Martin's presentation touched on familiar topics such as the Time Travel Memento service, the Memento for Chrome extension, and Robust Links (demoable in our December 2015 D-Lib paper "Reminiscing About 15 Years of Interoperability Efforts"). This was a good presentation to end the day with, since Memento is the first and de facto standard for web archive interoperability (see the quick intro or RFC 7089). Memento does not address bulk upload or download of WARCs, WATs, etc., but it does define linkage between mementos (i.e., archived pages), their live web counterparts ("original resources"), lists of available mementos for an original resource ("TimeMaps"), and resources that do content negotiation in the dimension of datetime in order to direct you to the best available memento ("TimeGates").

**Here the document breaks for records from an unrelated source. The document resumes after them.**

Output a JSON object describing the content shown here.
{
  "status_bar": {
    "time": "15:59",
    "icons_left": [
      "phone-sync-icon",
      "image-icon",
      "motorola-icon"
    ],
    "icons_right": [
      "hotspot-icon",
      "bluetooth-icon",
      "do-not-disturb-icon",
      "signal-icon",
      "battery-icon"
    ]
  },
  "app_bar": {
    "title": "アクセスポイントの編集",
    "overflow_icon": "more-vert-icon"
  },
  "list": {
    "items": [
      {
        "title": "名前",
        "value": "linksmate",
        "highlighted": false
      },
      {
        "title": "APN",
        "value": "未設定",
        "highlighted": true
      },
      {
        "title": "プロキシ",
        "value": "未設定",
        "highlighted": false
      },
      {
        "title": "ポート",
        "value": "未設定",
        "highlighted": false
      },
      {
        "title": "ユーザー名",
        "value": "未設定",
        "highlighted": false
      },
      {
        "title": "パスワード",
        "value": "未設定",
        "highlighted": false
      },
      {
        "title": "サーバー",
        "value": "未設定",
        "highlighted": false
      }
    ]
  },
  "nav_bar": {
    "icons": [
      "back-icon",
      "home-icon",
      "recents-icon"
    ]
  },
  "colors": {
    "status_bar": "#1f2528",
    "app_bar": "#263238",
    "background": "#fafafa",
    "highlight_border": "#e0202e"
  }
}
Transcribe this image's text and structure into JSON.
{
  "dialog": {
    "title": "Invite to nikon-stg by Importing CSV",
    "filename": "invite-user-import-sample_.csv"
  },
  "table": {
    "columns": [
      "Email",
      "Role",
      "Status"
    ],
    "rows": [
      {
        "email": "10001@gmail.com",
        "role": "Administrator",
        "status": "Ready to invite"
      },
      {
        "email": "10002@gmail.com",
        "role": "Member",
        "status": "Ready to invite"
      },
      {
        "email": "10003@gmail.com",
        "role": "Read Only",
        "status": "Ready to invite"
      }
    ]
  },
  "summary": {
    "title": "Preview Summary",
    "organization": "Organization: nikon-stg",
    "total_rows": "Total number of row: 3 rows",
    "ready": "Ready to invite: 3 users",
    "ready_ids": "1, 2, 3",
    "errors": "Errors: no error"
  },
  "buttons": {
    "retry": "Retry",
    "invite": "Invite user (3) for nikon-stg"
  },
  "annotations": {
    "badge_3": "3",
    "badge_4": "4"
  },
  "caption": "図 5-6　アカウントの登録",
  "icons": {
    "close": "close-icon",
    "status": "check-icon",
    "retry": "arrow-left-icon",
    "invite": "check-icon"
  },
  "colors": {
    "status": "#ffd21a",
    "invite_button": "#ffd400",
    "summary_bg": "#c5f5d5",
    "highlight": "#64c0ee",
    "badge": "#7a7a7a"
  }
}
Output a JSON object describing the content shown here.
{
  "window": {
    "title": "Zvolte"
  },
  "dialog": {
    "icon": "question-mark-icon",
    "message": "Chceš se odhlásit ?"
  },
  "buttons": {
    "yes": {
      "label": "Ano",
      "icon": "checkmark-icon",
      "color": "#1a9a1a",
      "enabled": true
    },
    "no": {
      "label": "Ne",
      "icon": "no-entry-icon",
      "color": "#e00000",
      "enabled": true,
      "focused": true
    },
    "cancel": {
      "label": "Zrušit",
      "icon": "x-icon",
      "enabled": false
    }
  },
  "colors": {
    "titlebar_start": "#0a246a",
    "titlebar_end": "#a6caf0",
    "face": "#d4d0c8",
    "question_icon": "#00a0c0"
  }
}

The hashtag was "#webarchiving", but that's a general hashtag so the tweets from that event will quickly become lost. Some are embedded above but I've put the bulk of the symposiums tweets in this twitter moment. There was also a slack channel.
Overall this was an important and welcome event. There was less focus than I expected on the WASAPI APIs themselves, but perhaps I'm in the minority in enjoying digging through APIs. The WASAPI effort still seems to be in data reception mode, actively soliciting requirements and use cases. I thought there would be more demos from the WASAPI team, but I understand these things are difficult to bootstrap. The symposium was useful in getting many of the main players in the web archiving community together for technical interchange, especially since I'll miss the postponed IIPC General Assembly this year. Thanks to Jefferson, Lori, and everyone at the Internet Archive that helped host us, and thanks to the IMLS for funding this critical activity.
"No one knows what to do with WARCs, so we got WAIL" #wail @WebSciDL @phonedude_mln #webarchiving pic.twitter.com/3qi2AKrntI— Martin Klein (@mart1nkle1n) February 22, 2017